The number of online legal resources and services is truly amazing and you may be tempted to try to save money and time by utilizing an online service to draft a Will. We suggest that you engage an attorney who specializes in Wills to make sure that you cover all of your bases. Ask family or friends to recommend an Attorney and then meet with him/her in person. You will be entrusting to your Attorney literal “life and death” decisions. You should have a level of comfort with that Attorney before you sign any documents. Depending upon your financial holdings and the complexity of your estate, especially when there are trusts involved, you may also wish to engage an accountant and even a financial adviser.

An Attorney and/or Accountant can determine the most tax-efficient ways to structure your estate. The lower the tax obligation, the more money will be distributed to your beneficiaries.

Maintain Your Will

Once you’ve created and signed your Will, here are a few things you should do to maintain it:

  • Periodically review the beneficiaries and change when appropriate. Sometimes, beneficiaries pass away before you do or otherwise fall out of favor. Keep these up-to-date. The same holds true for the items to be distributed. If you sell a property, remove it from the Will.
  • Store it where it can be found. Store your Will in a safe or other secure-yet-accessible location. You can store it in a safe deposit box but make sure that someone else has a key and can otherwise gain access to the box. You can also have your Attorney keep your Will – just be sure to let your family know to contact your Attorney to retrieve your Will.

What Happens When I Die?

Now that your Will is in place, here is the chronology of events when you pass away:

Step 1:  The Executor presents the will to probate court.

Step 2:  The probate court acknowledges your Will and approves it. This process could take from 60 days to up to three years, depending on your state’s laws and the complexity of your estate. Check with your Attorney to get more details of the timeline. The probate court must approve your Will before it can be executed in accordance with your directions.

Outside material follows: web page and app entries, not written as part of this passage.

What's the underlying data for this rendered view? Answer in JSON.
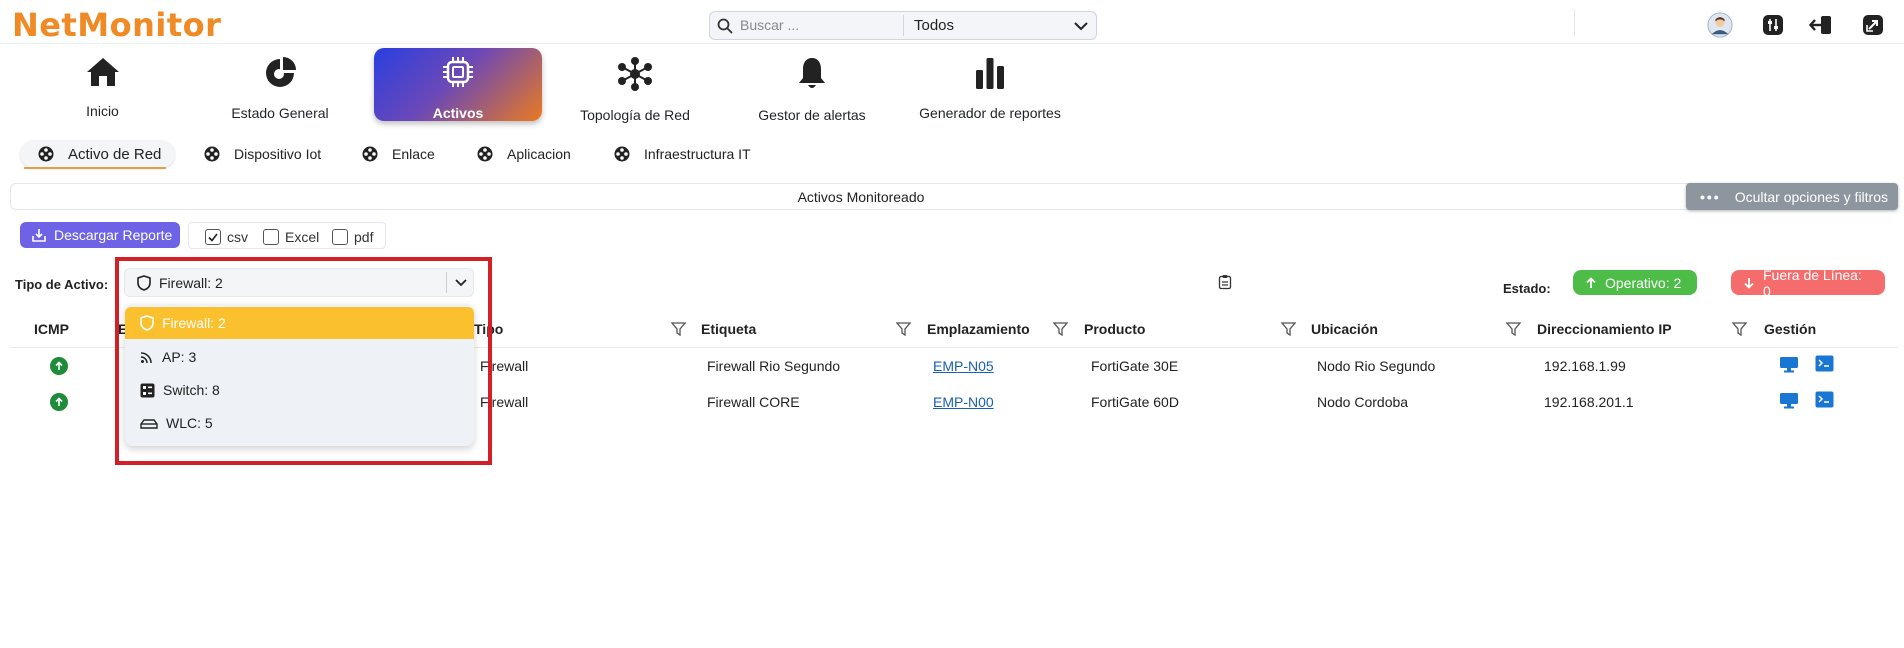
{
  "app": {
    "logo": "NetMonitor"
  },
  "search": {
    "placeholder": "Buscar ...",
    "scope": "Todos"
  },
  "modules": [
    {
      "label": "Inicio",
      "icon": "home-icon"
    },
    {
      "label": "Estado General",
      "icon": "pie-chart-icon"
    },
    {
      "label": "Activos",
      "icon": "chip-icon",
      "active": true
    },
    {
      "label": "Topología de Red",
      "icon": "network-icon"
    },
    {
      "label": "Gestor de alertas",
      "icon": "bell-icon"
    },
    {
      "label": "Generador de reportes",
      "icon": "bar-chart-icon"
    }
  ],
  "subtabs": [
    {
      "label": "Activo de Red",
      "active": true
    },
    {
      "label": "Dispositivo Iot"
    },
    {
      "label": "Enlace"
    },
    {
      "label": "Aplicacion"
    },
    {
      "label": "Infraestructura IT"
    }
  ],
  "section": {
    "title": "Activos Monitoreado",
    "toggle_label": "Ocultar opciones y filtros"
  },
  "download": {
    "label": "Descargar Reporte",
    "formats": [
      {
        "label": "csv",
        "checked": true
      },
      {
        "label": "Excel",
        "checked": false
      },
      {
        "label": "pdf",
        "checked": false
      }
    ]
  },
  "filters": {
    "tipo_label": "Tipo de Activo:",
    "tipo_value": "Firewall: 2",
    "tipo_options": [
      {
        "label": "Firewall: 2",
        "icon": "shield-icon",
        "selected": true
      },
      {
        "label": "AP: 3",
        "icon": "wifi-icon"
      },
      {
        "label": "Switch: 8",
        "icon": "switch-icon"
      },
      {
        "label": "WLC: 5",
        "icon": "router-icon"
      }
    ],
    "estado_label": "Estado:",
    "operativo": "Operativo: 2",
    "fuera_linea": "Fuera de Línea: 0"
  },
  "table": {
    "headers": [
      "ICMP",
      "E",
      "Tipo",
      "Etiqueta",
      "Emplazamiento",
      "Producto",
      "Ubicación",
      "Direccionamiento IP",
      "Gestión"
    ],
    "rows": [
      {
        "tipo": "Firewall",
        "etiqueta": "Firewall Rio Segundo",
        "emplazamiento": "EMP-N05",
        "producto": "FortiGate 30E",
        "ubicacion": "Nodo Rio Segundo",
        "ip": "192.168.1.99"
      },
      {
        "tipo": "Firewall",
        "etiqueta": "Firewall CORE",
        "emplazamiento": "EMP-N00",
        "producto": "FortiGate 60D",
        "ubicacion": "Nodo Cordoba",
        "ip": "192.168.201.1"
      }
    ]
  },
  "colors": {
    "brand": "#f08a24",
    "primary_button": "#6e63e6",
    "operativo": "#4dbd47",
    "fuera_linea": "#f46c6c",
    "dropdown_selected": "#fbc02d",
    "highlight_frame": "#d32027"
  }
}
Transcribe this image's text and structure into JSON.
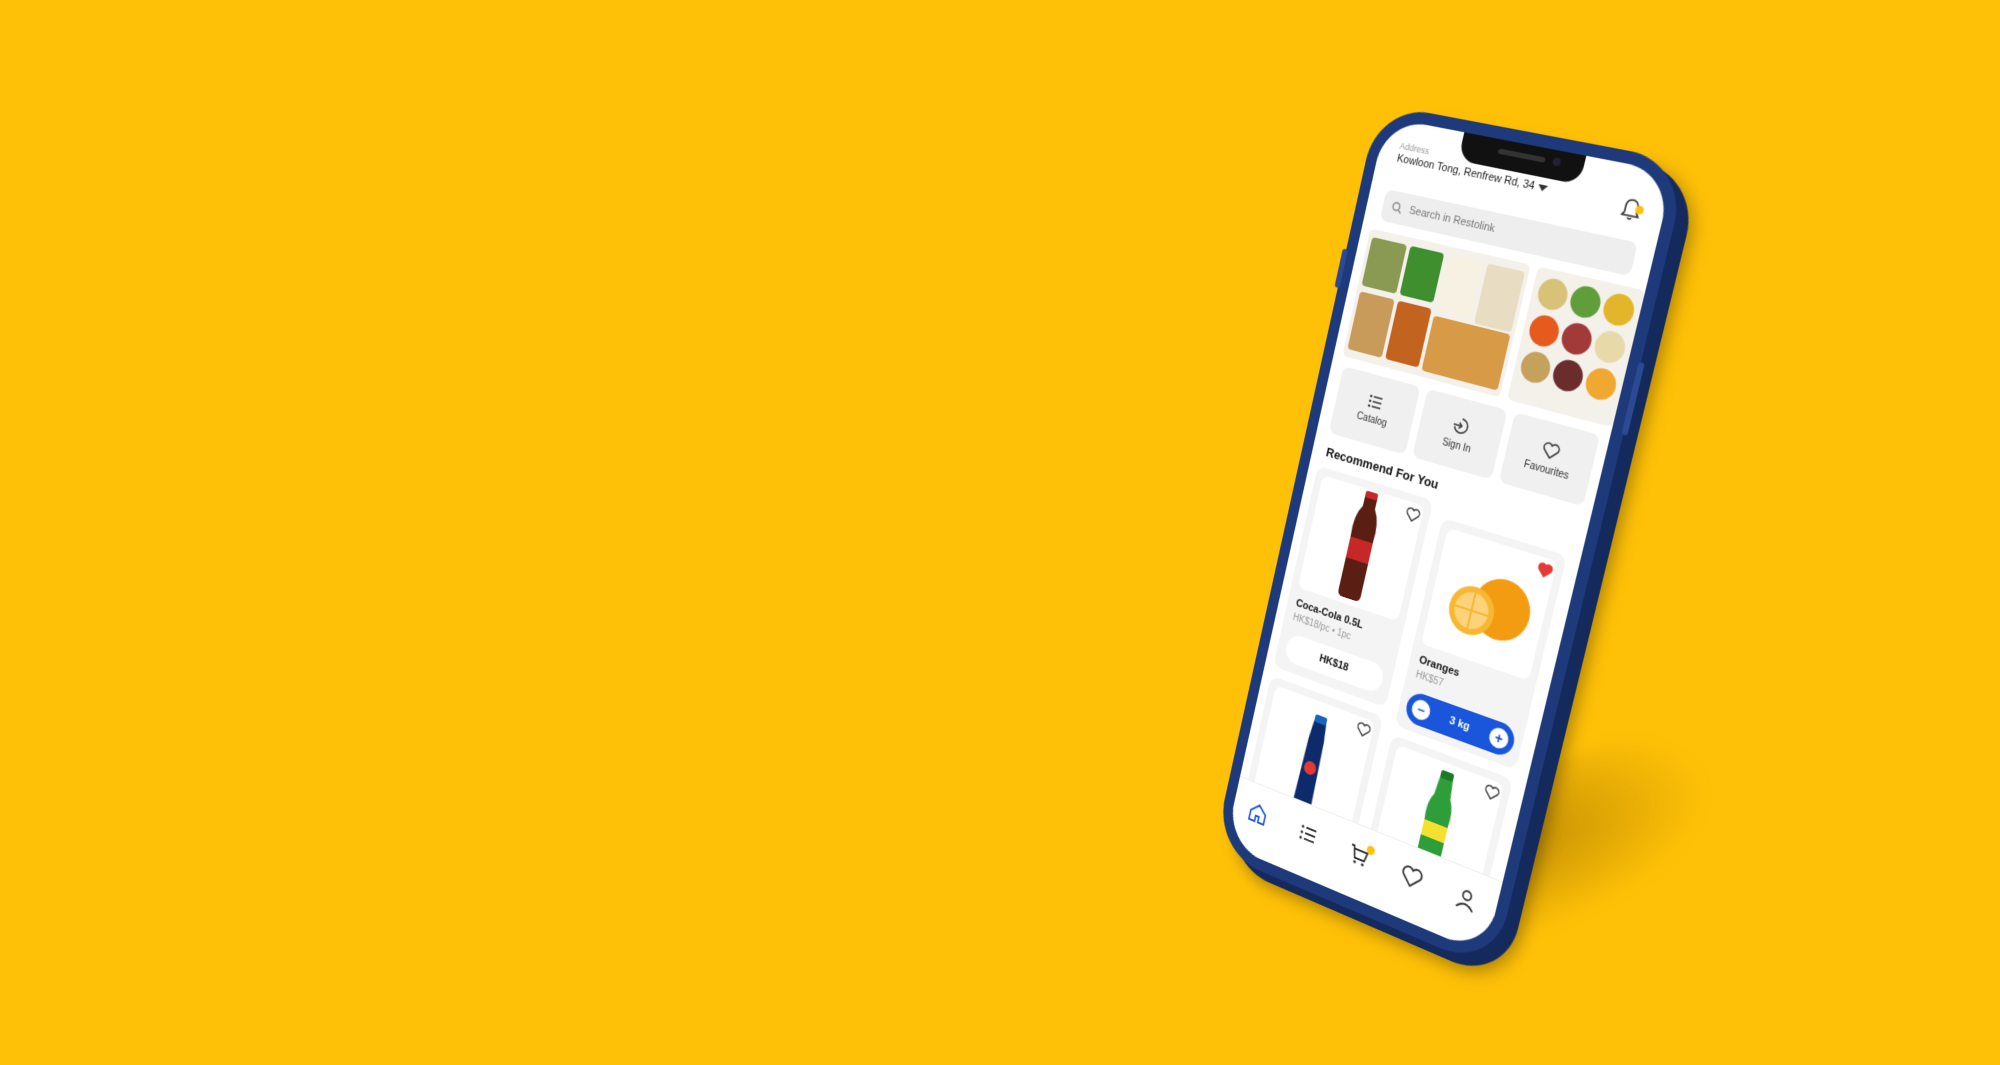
{
  "colors": {
    "background": "#FFC107",
    "phone_frame": "#1f3a7a",
    "accent_blue": "#1a56db",
    "badge_yellow": "#FFC107",
    "fav_red": "#e53935"
  },
  "header": {
    "address_label": "Address",
    "address": "Kowloon Tong, Renfrew Rd, 34"
  },
  "search": {
    "placeholder": "Search in Restolink"
  },
  "quick_actions": [
    {
      "label": "Catalog",
      "icon": "list-icon"
    },
    {
      "label": "Sign In",
      "icon": "sign-in-icon"
    },
    {
      "label": "Favourites",
      "icon": "heart-icon"
    }
  ],
  "section": {
    "title": "Recommend For You"
  },
  "products": [
    {
      "name": "Coca-Cola 0.5L",
      "sub": "HK$18/pc • 1pc",
      "price": "HK$18",
      "favourite": false
    },
    {
      "name": "Oranges",
      "sub": "HK$57",
      "quantity": "3 kg",
      "favourite": true
    },
    {
      "name": "",
      "favourite": false
    },
    {
      "name": "",
      "favourite": false
    }
  ],
  "tabbar": [
    {
      "icon": "home-icon",
      "active": true
    },
    {
      "icon": "catalog-icon",
      "active": false
    },
    {
      "icon": "cart-icon",
      "active": false
    },
    {
      "icon": "heart-icon",
      "active": false
    },
    {
      "icon": "profile-icon",
      "active": false
    }
  ]
}
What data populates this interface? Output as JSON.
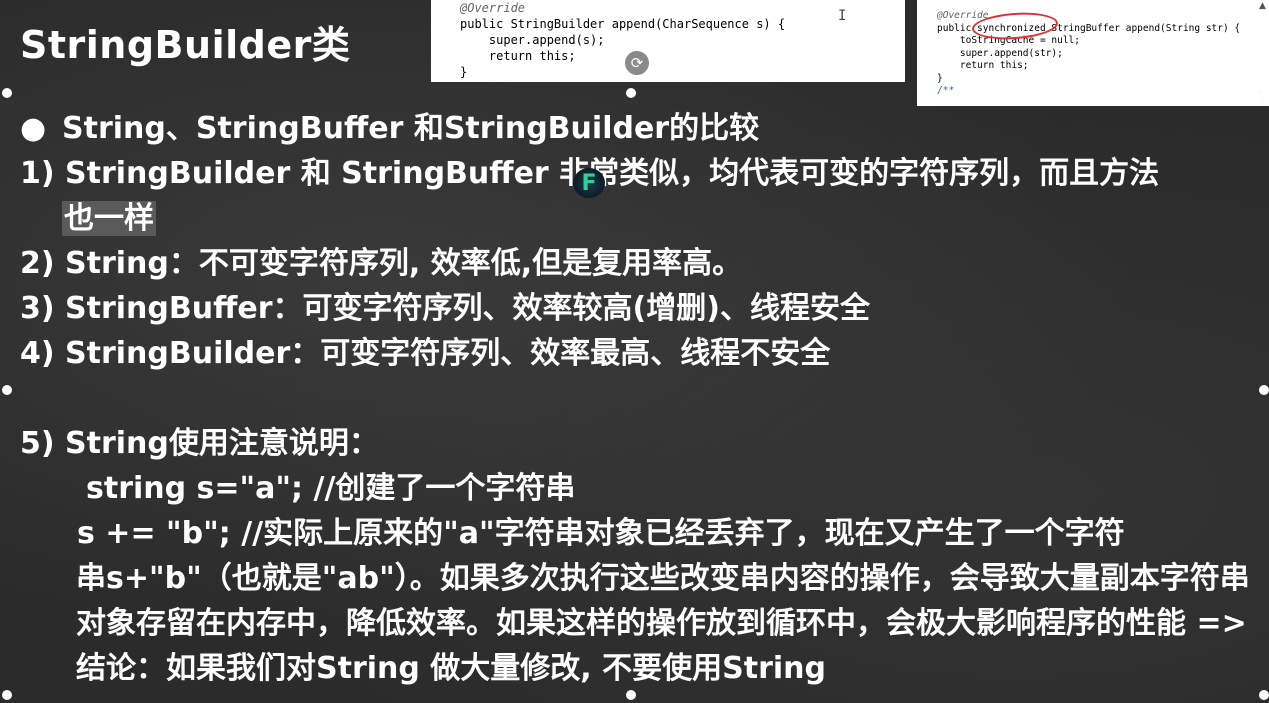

Step 3: The probate court approve your Will, which enables the Executor to distribute assets to Beneficiaries according to your wishes.

What If I Die Without A Will?

Without a Will, the probate court will likely hand over your assets to your closest surviving relatives. The same holds true for custody of children and/or dependents. Your estate will still have to go through the probate process, and “Intestacy laws”.

As you can see, there are many advantages to a Will and it will give you peace of mind that your wishes will be honored after you’ve passed away. This is much the same way as how Pre-planning your Direct Cremation delivers peace of mind during a troubling time for your family and friends.

Please contact CSA for more information regarding our Cremations services as well as family resources. We look forward to being of service to you and your family.